BEGIN

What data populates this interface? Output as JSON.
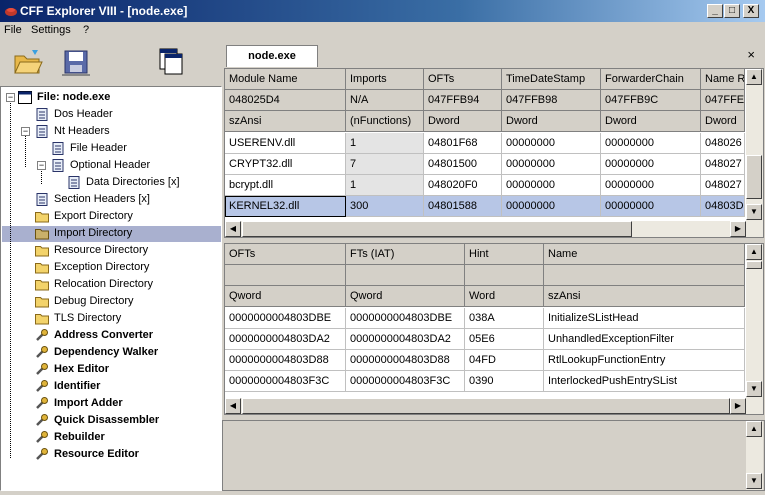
{
  "window": {
    "title": "CFF Explorer VIII - [node.exe]",
    "min": "_",
    "max": "□",
    "close": "X"
  },
  "menu": [
    "File",
    "Settings",
    "?"
  ],
  "toolbar": [
    "open-folder-icon",
    "save-icon",
    "windows-icon"
  ],
  "tree": [
    {
      "label": "File: node.exe",
      "icon": "file-icon",
      "bold": true
    },
    {
      "label": "Dos Header",
      "icon": "page-icon"
    },
    {
      "label": "Nt Headers",
      "icon": "page-icon"
    },
    {
      "label": "File Header",
      "icon": "page-icon"
    },
    {
      "label": "Optional Header",
      "icon": "page-icon"
    },
    {
      "label": "Data Directories [x]",
      "icon": "page-icon"
    },
    {
      "label": "Section Headers [x]",
      "icon": "page-icon"
    },
    {
      "label": "Export Directory",
      "icon": "folder-icon"
    },
    {
      "label": "Import Directory",
      "icon": "folder-icon"
    },
    {
      "label": "Resource Directory",
      "icon": "folder-icon"
    },
    {
      "label": "Exception Directory",
      "icon": "folder-icon"
    },
    {
      "label": "Relocation Directory",
      "icon": "folder-icon"
    },
    {
      "label": "Debug Directory",
      "icon": "folder-icon"
    },
    {
      "label": "TLS Directory",
      "icon": "folder-icon"
    },
    {
      "label": "Address Converter",
      "icon": "tool-icon",
      "bold": true
    },
    {
      "label": "Dependency Walker",
      "icon": "tool-icon",
      "bold": true
    },
    {
      "label": "Hex Editor",
      "icon": "tool-icon",
      "bold": true
    },
    {
      "label": "Identifier",
      "icon": "tool-icon",
      "bold": true
    },
    {
      "label": "Import Adder",
      "icon": "tool-icon",
      "bold": true
    },
    {
      "label": "Quick Disassembler",
      "icon": "tool-icon",
      "bold": true
    },
    {
      "label": "Rebuilder",
      "icon": "tool-icon",
      "bold": true
    },
    {
      "label": "Resource Editor",
      "icon": "tool-icon",
      "bold": true
    }
  ],
  "tab": {
    "label": "node.exe",
    "close": "×"
  },
  "imports_table": {
    "headers": [
      "Module Name",
      "Imports",
      "OFTs",
      "TimeDateStamp",
      "ForwarderChain",
      "Name R"
    ],
    "offsets": [
      "048025D4",
      "N/A",
      "047FFB94",
      "047FFB98",
      "047FFB9C",
      "047FFE"
    ],
    "types": [
      "szAnsi",
      "(nFunctions)",
      "Dword",
      "Dword",
      "Dword",
      "Dword"
    ],
    "rows": [
      [
        "USERENV.dll",
        "1",
        "04801F68",
        "00000000",
        "00000000",
        "048026"
      ],
      [
        "CRYPT32.dll",
        "7",
        "04801500",
        "00000000",
        "00000000",
        "048027"
      ],
      [
        "bcrypt.dll",
        "1",
        "048020F0",
        "00000000",
        "00000000",
        "048027"
      ],
      [
        "KERNEL32.dll",
        "300",
        "04801588",
        "00000000",
        "00000000",
        "04803D"
      ]
    ]
  },
  "functions_table": {
    "headers": [
      "OFTs",
      "FTs (IAT)",
      "Hint",
      "Name"
    ],
    "types": [
      "Qword",
      "Qword",
      "Word",
      "szAnsi"
    ],
    "rows": [
      [
        "0000000004803DBE",
        "0000000004803DBE",
        "038A",
        "InitializeSListHead"
      ],
      [
        "0000000004803DA2",
        "0000000004803DA2",
        "05E6",
        "UnhandledExceptionFilter"
      ],
      [
        "0000000004803D88",
        "0000000004803D88",
        "04FD",
        "RtlLookupFunctionEntry"
      ],
      [
        "0000000004803F3C",
        "0000000004803F3C",
        "0390",
        "InterlockedPushEntrySList"
      ]
    ]
  }
}
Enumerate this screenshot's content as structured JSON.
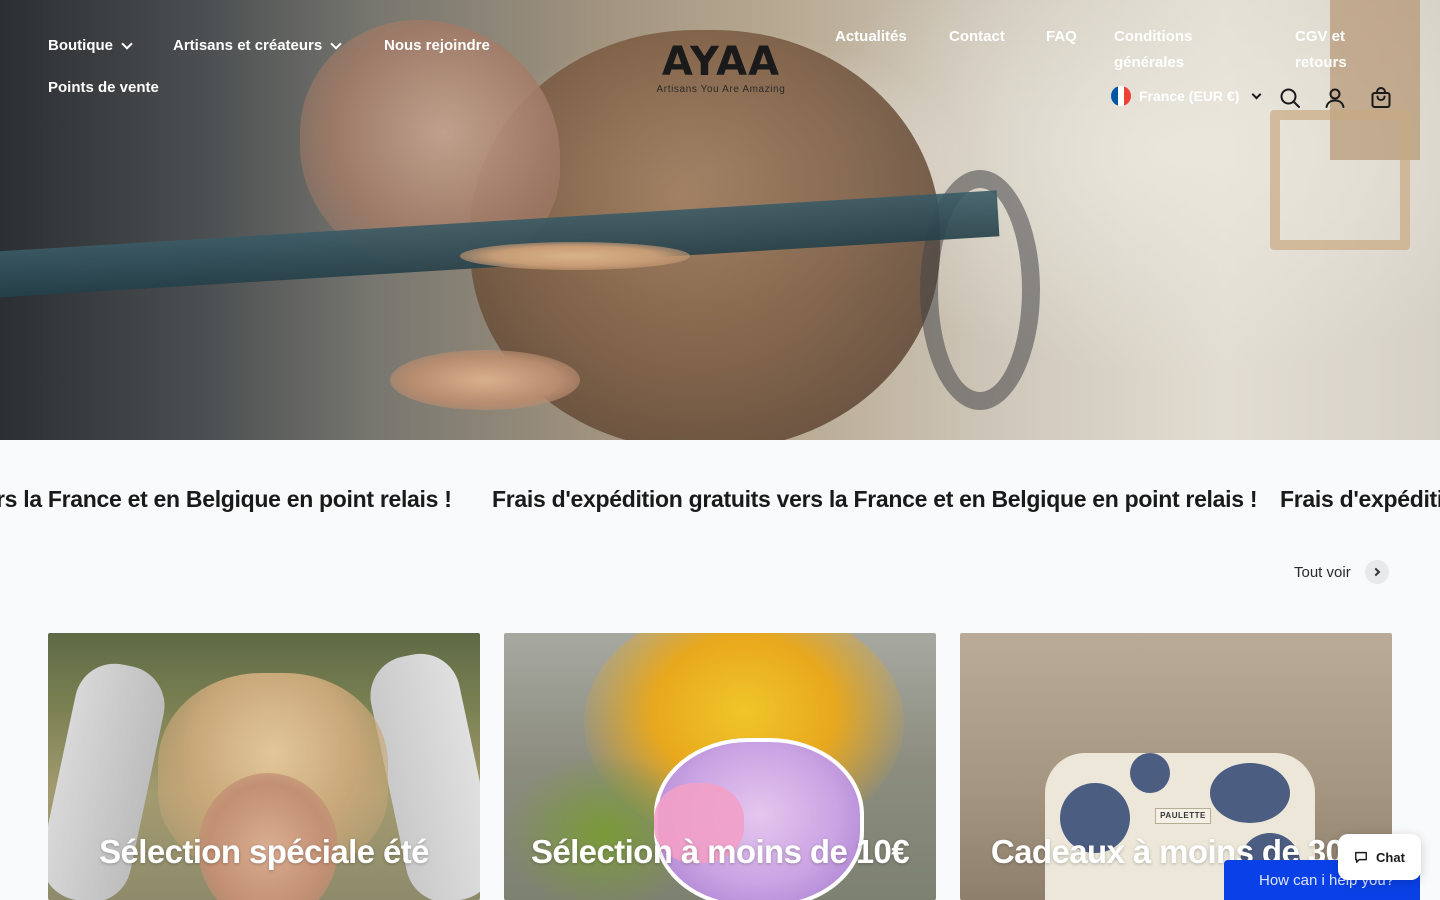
{
  "header": {
    "nav_left": [
      {
        "label": "Boutique",
        "has_dropdown": true
      },
      {
        "label": "Artisans et créateurs",
        "has_dropdown": true
      },
      {
        "label": "Nous rejoindre",
        "has_dropdown": false
      },
      {
        "label": "Points de vente",
        "has_dropdown": false
      }
    ],
    "logo": {
      "title": "AYAA",
      "subtitle": "Artisans You Are Amazing"
    },
    "nav_right": [
      {
        "label": "Actualités"
      },
      {
        "label": "Contact"
      },
      {
        "label": "FAQ"
      },
      {
        "label": "Conditions générales"
      },
      {
        "label": "CGV et retours"
      }
    ],
    "locale": {
      "label": "France (EUR €)",
      "flag_colors": [
        "#0055a4",
        "#ffffff",
        "#ef4135"
      ]
    },
    "icons": [
      "search-icon",
      "account-icon",
      "cart-icon"
    ]
  },
  "marquee": {
    "text_partial_left": "rs la France et en Belgique en point relais !",
    "text_full": "Frais d'expédition gratuits vers la France et en Belgique en point relais !",
    "text_partial_right": "Frais d'expéditic"
  },
  "collections": {
    "view_all_label": "Tout voir",
    "cards": [
      {
        "label": "Sélection spéciale été"
      },
      {
        "label": "Sélection à moins de 10€"
      },
      {
        "label": "Cadeaux à moins de 30€"
      }
    ],
    "bag_tag": "PAULETTE"
  },
  "chat": {
    "button_label": "Chat",
    "banner_text": "How can i help you?",
    "accent": "#0a41e6"
  }
}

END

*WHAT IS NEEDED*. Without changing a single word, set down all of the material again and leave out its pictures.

*RESPONSE FOR THIS EXERCISE*.
What data populates this interface? Output as JSON.
{
  "window": {
    "title": "CFF Explorer VIII - [node.exe]",
    "min": "_",
    "max": "□",
    "close": "X"
  },
  "menu": [
    "File",
    "Settings",
    "?"
  ],
  "toolbar": [
    "open-folder-icon",
    "save-icon",
    "windows-icon"
  ],
  "tree": [
    {
      "label": "File: node.exe",
      "icon": "file-icon",
      "bold": true
    },
    {
      "label": "Dos Header",
      "icon": "page-icon"
    },
    {
      "label": "Nt Headers",
      "icon": "page-icon"
    },
    {
      "label": "File Header",
      "icon": "page-icon"
    },
    {
      "label": "Optional Header",
      "icon": "page-icon"
    },
    {
      "label": "Data Directories [x]",
      "icon": "page-icon"
    },
    {
      "label": "Section Headers [x]",
      "icon": "page-icon"
    },
    {
      "label": "Export Directory",
      "icon": "folder-icon"
    },
    {
      "label": "Import Directory",
      "icon": "folder-icon"
    },
    {
      "label": "Resource Directory",
      "icon": "folder-icon"
    },
    {
      "label": "Exception Directory",
      "icon": "folder-icon"
    },
    {
      "label": "Relocation Directory",
      "icon": "folder-icon"
    },
    {
      "label": "Debug Directory",
      "icon": "folder-icon"
    },
    {
      "label": "TLS Directory",
      "icon": "folder-icon"
    },
    {
      "label": "Address Converter",
      "icon": "tool-icon",
      "bold": true
    },
    {
      "label": "Dependency Walker",
      "icon": "tool-icon",
      "bold": true
    },
    {
      "label": "Hex Editor",
      "icon": "tool-icon",
      "bold": true
    },
    {
      "label": "Identifier",
      "icon": "tool-icon",
      "bold": true
    },
    {
      "label": "Import Adder",
      "icon": "tool-icon",
      "bold": true
    },
    {
      "label": "Quick Disassembler",
      "icon": "tool-icon",
      "bold": true
    },
    {
      "label": "Rebuilder",
      "icon": "tool-icon",
      "bold": true
    },
    {
      "label": "Resource Editor",
      "icon": "tool-icon",
      "bold": true
    }
  ],
  "tab": {
    "label": "node.exe",
    "close": "×"
  },
  "imports_table": {
    "headers": [
      "Module Name",
      "Imports",
      "OFTs",
      "TimeDateStamp",
      "ForwarderChain",
      "Name R"
    ],
    "offsets": [
      "048025D4",
      "N/A",
      "047FFB94",
      "047FFB98",
      "047FFB9C",
      "047FFE"
    ],
    "types": [
      "szAnsi",
      "(nFunctions)",
      "Dword",
      "Dword",
      "Dword",
      "Dword"
    ],
    "rows": [
      [
        "USERENV.dll",
        "1",
        "04801F68",
        "00000000",
        "00000000",
        "048026"
      ],
      [
        "CRYPT32.dll",
        "7",
        "04801500",
        "00000000",
        "00000000",
        "048027"
      ],
      [
        "bcrypt.dll",
        "1",
        "048020F0",
        "00000000",
        "00000000",
        "048027"
      ],
      [
        "KERNEL32.dll",
        "300",
        "04801588",
        "00000000",
        "00000000",
        "04803D"
      ]
    ]
  },
  "functions_table": {
    "headers": [
      "OFTs",
      "FTs (IAT)",
      "Hint",
      "Name"
    ],
    "types": [
      "Qword",
      "Qword",
      "Word",
      "szAnsi"
    ],
    "rows": [
      [
        "0000000004803DBE",
        "0000000004803DBE",
        "038A",
        "InitializeSListHead"
      ],
      [
        "0000000004803DA2",
        "0000000004803DA2",
        "05E6",
        "UnhandledExceptionFilter"
      ],
      [
        "0000000004803D88",
        "0000000004803D88",
        "04FD",
        "RtlLookupFunctionEntry"
      ],
      [
        "0000000004803F3C",
        "0000000004803F3C",
        "0390",
        "InterlockedPushEntrySList"
      ]
    ]
  }
}
Enumerate this screenshot's content as structured JSON.
{
  "header": {
    "nav_left": [
      {
        "label": "Boutique",
        "has_dropdown": true
      },
      {
        "label": "Artisans et créateurs",
        "has_dropdown": true
      },
      {
        "label": "Nous rejoindre",
        "has_dropdown": false
      },
      {
        "label": "Points de vente",
        "has_dropdown": false
      }
    ],
    "logo": {
      "title": "AYAA",
      "subtitle": "Artisans You Are Amazing"
    },
    "nav_right": [
      {
        "label": "Actualités"
      },
      {
        "label": "Contact"
      },
      {
        "label": "FAQ"
      },
      {
        "label": "Conditions générales"
      },
      {
        "label": "CGV et retours"
      }
    ],
    "locale": {
      "label": "France (EUR €)",
      "flag_colors": [
        "#0055a4",
        "#ffffff",
        "#ef4135"
      ]
    },
    "icons": [
      "search-icon",
      "account-icon",
      "cart-icon"
    ]
  },
  "marquee": {
    "text_partial_left": "rs la France et en Belgique en point relais !",
    "text_full": "Frais d'expédition gratuits vers la France et en Belgique en point relais !",
    "text_partial_right": "Frais d'expéditic"
  },
  "collections": {
    "view_all_label": "Tout voir",
    "cards": [
      {
        "label": "Sélection spéciale été"
      },
      {
        "label": "Sélection à moins de 10€"
      },
      {
        "label": "Cadeaux à moins de 30€"
      }
    ],
    "bag_tag": "PAULETTE"
  },
  "chat": {
    "button_label": "Chat",
    "banner_text": "How can i help you?",
    "accent": "#0a41e6"
  }
}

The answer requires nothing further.